BEGIN SOURCE RECORDS

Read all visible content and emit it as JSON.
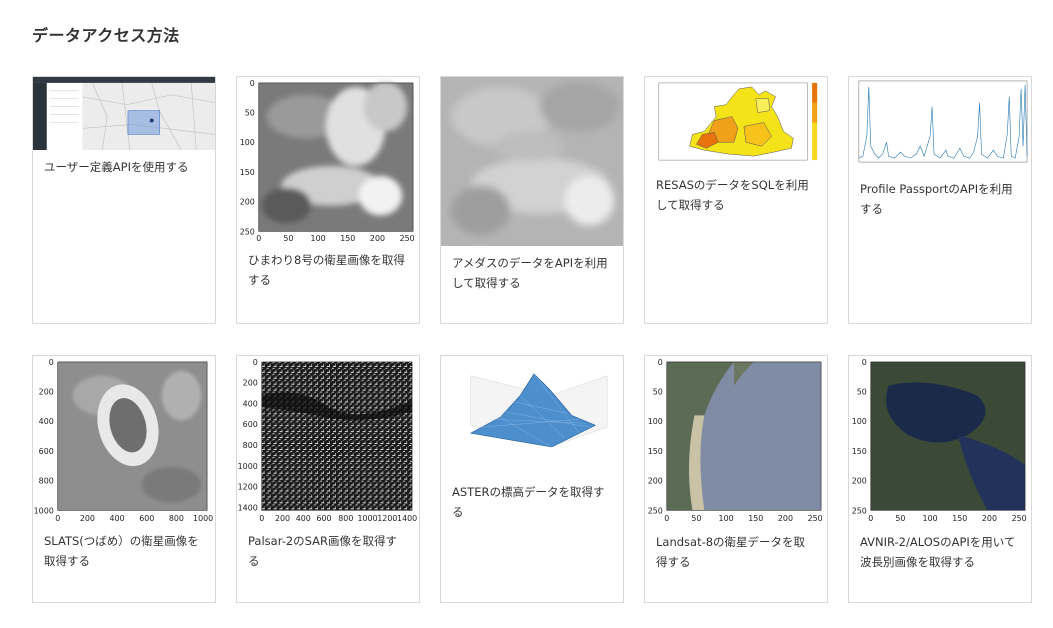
{
  "page": {
    "title": "データアクセス方法"
  },
  "cards": [
    {
      "label": "ユーザー定義APIを使用する",
      "thumbnail": "web app screenshot with sidebar and map"
    },
    {
      "label": "ひまわり8号の衛星画像を取得する",
      "thumbnail": "grayscale satellite image plot",
      "axes": {
        "x_ticks": [
          "0",
          "50",
          "100",
          "150",
          "200",
          "250"
        ],
        "y_ticks": [
          "0",
          "50",
          "100",
          "150",
          "200",
          "250"
        ]
      }
    },
    {
      "label": "アメダスのデータをAPIを利用して取得する",
      "thumbnail": "grayscale cloud satellite image"
    },
    {
      "label": "RESASのデータをSQLを利用して取得する",
      "thumbnail": "choropleth map in yellow and orange"
    },
    {
      "label": "Profile PassportのAPIを利用する",
      "thumbnail": "blue line time series chart"
    },
    {
      "label": "SLATS(つばめ）の衛星画像を取得する",
      "thumbnail": "grayscale satellite image of a stadium",
      "axes": {
        "x_ticks": [
          "0",
          "200",
          "400",
          "600",
          "800",
          "1000"
        ],
        "y_ticks": [
          "0",
          "200",
          "400",
          "600",
          "800",
          "1000"
        ]
      }
    },
    {
      "label": "Palsar-2のSAR画像を取得する",
      "thumbnail": "black and white SAR image",
      "axes": {
        "x_ticks": [
          "0",
          "200",
          "400",
          "600",
          "800",
          "1000",
          "1200",
          "1400"
        ],
        "y_ticks": [
          "0",
          "200",
          "400",
          "600",
          "800",
          "1000",
          "1200",
          "1400"
        ]
      }
    },
    {
      "label": "ASTERの標高データを取得する",
      "thumbnail": "3D blue wireframe elevation surface"
    },
    {
      "label": "Landsat-8の衛星データを取得する",
      "thumbnail": "color satellite image of coastline",
      "axes": {
        "x_ticks": [
          "0",
          "50",
          "100",
          "150",
          "200",
          "250"
        ],
        "y_ticks": [
          "0",
          "50",
          "100",
          "150",
          "200",
          "250"
        ]
      }
    },
    {
      "label": "AVNIR-2/ALOSのAPIを用いて波長別画像を取得する",
      "thumbnail": "color satellite image of a lake",
      "axes": {
        "x_ticks": [
          "0",
          "50",
          "100",
          "150",
          "200",
          "250"
        ],
        "y_ticks": [
          "0",
          "50",
          "100",
          "150",
          "200",
          "250"
        ]
      }
    }
  ]
}
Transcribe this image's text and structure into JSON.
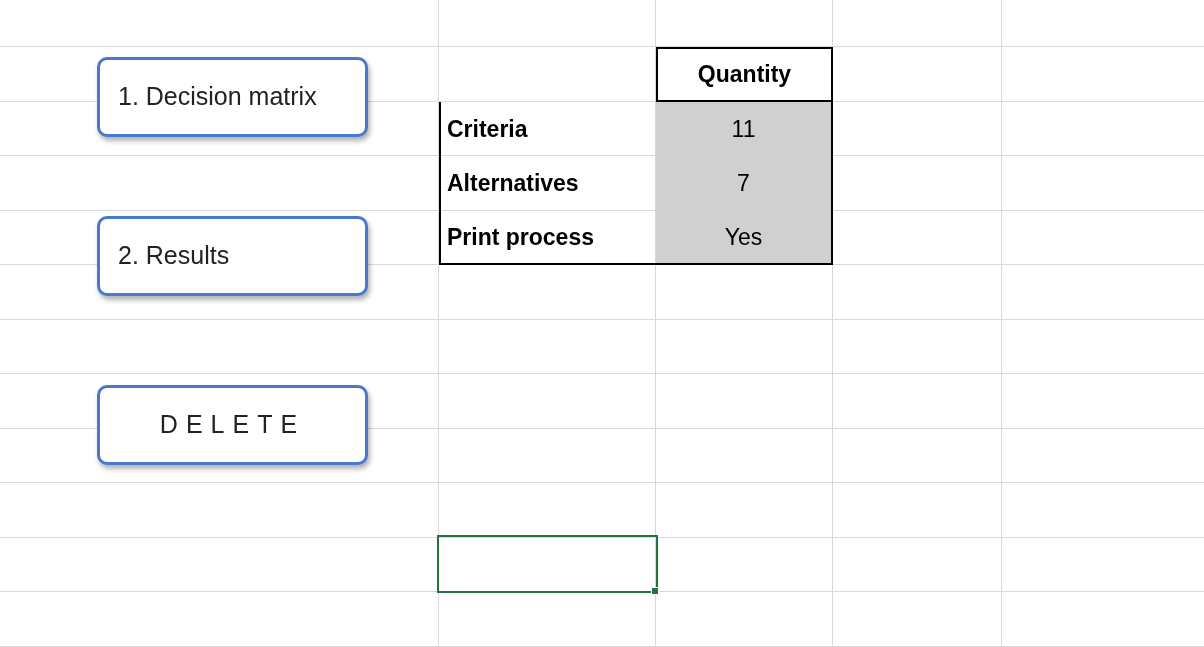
{
  "buttons": [
    {
      "label": "1. Decision matrix",
      "kind": "left"
    },
    {
      "label": "2. Results",
      "kind": "left"
    },
    {
      "label": "DELETE",
      "kind": "spaced"
    }
  ],
  "table": {
    "header": "Quantity",
    "rows": [
      {
        "label": "Criteria",
        "value": "11"
      },
      {
        "label": "Alternatives",
        "value": "7"
      },
      {
        "label": "Print process",
        "value": "Yes"
      }
    ]
  }
}
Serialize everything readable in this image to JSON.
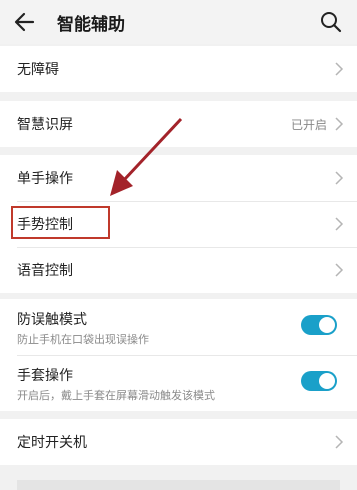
{
  "header": {
    "title": "智能辅助",
    "back_icon": "arrow-left-icon",
    "search_icon": "search-icon"
  },
  "items": [
    {
      "label": "无障碍"
    },
    {
      "label": "智慧识屏",
      "value": "已开启"
    },
    {
      "label": "单手操作"
    },
    {
      "label": "手势控制"
    },
    {
      "label": "语音控制"
    },
    {
      "label": "防误触模式",
      "sub": "防止手机在口袋出现误操作",
      "on": true
    },
    {
      "label": "手套操作",
      "sub": "开启后，戴上手套在屏幕滑动触发该模式",
      "on": true
    },
    {
      "label": "定时开关机"
    }
  ],
  "colors": {
    "accent": "#1aa0c9",
    "annotation": "#a3232a"
  }
}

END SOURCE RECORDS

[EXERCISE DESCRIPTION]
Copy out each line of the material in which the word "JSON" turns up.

[EXERCISE ANSWER]
Read all visible content and emit it as JSON.
Transcribe this image's text and structure into JSON.
Serialize everything readable in this image to JSON.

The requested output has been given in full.